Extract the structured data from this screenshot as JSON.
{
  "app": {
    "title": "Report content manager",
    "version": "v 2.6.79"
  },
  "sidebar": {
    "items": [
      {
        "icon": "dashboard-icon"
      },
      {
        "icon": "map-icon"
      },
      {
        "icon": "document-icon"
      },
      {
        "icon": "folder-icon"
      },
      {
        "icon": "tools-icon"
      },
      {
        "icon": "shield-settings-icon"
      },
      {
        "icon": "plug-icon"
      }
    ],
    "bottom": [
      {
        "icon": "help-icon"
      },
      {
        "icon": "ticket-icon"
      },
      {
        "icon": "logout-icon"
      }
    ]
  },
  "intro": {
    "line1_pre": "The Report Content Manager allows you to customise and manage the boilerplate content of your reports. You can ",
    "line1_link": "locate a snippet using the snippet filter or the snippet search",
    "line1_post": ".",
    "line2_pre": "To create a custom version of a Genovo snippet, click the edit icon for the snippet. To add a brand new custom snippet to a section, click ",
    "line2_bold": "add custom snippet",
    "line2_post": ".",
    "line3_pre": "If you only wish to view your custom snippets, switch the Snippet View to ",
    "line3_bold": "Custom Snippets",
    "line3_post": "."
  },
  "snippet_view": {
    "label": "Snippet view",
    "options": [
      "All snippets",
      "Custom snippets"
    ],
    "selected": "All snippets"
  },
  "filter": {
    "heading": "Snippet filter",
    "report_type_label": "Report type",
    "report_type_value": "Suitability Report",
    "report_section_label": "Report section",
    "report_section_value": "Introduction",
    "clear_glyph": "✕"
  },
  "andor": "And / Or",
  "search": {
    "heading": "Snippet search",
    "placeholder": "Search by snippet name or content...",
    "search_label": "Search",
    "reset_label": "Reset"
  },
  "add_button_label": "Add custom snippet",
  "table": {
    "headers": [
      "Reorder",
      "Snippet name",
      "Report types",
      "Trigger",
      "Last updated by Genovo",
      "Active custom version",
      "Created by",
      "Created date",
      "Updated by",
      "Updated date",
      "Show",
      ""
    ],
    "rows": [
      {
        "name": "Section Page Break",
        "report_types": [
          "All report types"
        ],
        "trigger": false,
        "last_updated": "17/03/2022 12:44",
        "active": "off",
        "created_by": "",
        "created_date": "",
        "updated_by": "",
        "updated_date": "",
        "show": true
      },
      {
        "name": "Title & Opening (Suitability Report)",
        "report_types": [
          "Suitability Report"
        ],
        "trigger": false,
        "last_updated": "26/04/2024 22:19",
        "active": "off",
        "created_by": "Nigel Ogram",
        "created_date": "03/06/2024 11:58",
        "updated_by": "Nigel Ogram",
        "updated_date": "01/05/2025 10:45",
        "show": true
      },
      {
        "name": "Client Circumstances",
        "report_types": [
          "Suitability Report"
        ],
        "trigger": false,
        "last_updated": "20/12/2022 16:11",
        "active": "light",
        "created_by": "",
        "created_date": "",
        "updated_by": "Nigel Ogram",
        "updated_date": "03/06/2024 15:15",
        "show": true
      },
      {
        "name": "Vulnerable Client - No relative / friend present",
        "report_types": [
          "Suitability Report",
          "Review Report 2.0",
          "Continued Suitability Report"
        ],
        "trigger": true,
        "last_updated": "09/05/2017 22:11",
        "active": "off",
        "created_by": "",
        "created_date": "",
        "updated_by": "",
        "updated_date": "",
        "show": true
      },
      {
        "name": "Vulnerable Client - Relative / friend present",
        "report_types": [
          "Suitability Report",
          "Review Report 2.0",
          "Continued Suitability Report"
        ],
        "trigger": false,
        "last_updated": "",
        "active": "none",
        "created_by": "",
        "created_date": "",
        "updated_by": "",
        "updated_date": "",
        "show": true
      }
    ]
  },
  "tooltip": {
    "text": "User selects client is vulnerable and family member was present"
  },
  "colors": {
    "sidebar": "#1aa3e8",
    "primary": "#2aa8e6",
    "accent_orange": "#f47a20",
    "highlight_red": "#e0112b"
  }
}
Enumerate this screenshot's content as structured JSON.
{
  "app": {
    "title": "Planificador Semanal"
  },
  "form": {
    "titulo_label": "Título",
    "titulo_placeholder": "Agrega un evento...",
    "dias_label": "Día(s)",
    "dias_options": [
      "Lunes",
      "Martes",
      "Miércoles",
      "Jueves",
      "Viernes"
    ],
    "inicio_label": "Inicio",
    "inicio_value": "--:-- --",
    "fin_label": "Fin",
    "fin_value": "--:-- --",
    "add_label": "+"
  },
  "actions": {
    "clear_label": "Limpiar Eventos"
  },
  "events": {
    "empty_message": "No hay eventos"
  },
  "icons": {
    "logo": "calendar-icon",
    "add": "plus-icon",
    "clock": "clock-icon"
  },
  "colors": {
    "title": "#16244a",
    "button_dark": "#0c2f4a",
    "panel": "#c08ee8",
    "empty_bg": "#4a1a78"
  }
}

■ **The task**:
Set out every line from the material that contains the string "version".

■ **Your response**:
    "version": "v 2.6.79"
    "line2_pre": "To create a custom version of a Genovo snippet, click the edit icon for the snippet. To add a brand new custom snippet to a section, click ",
      "Active custom version",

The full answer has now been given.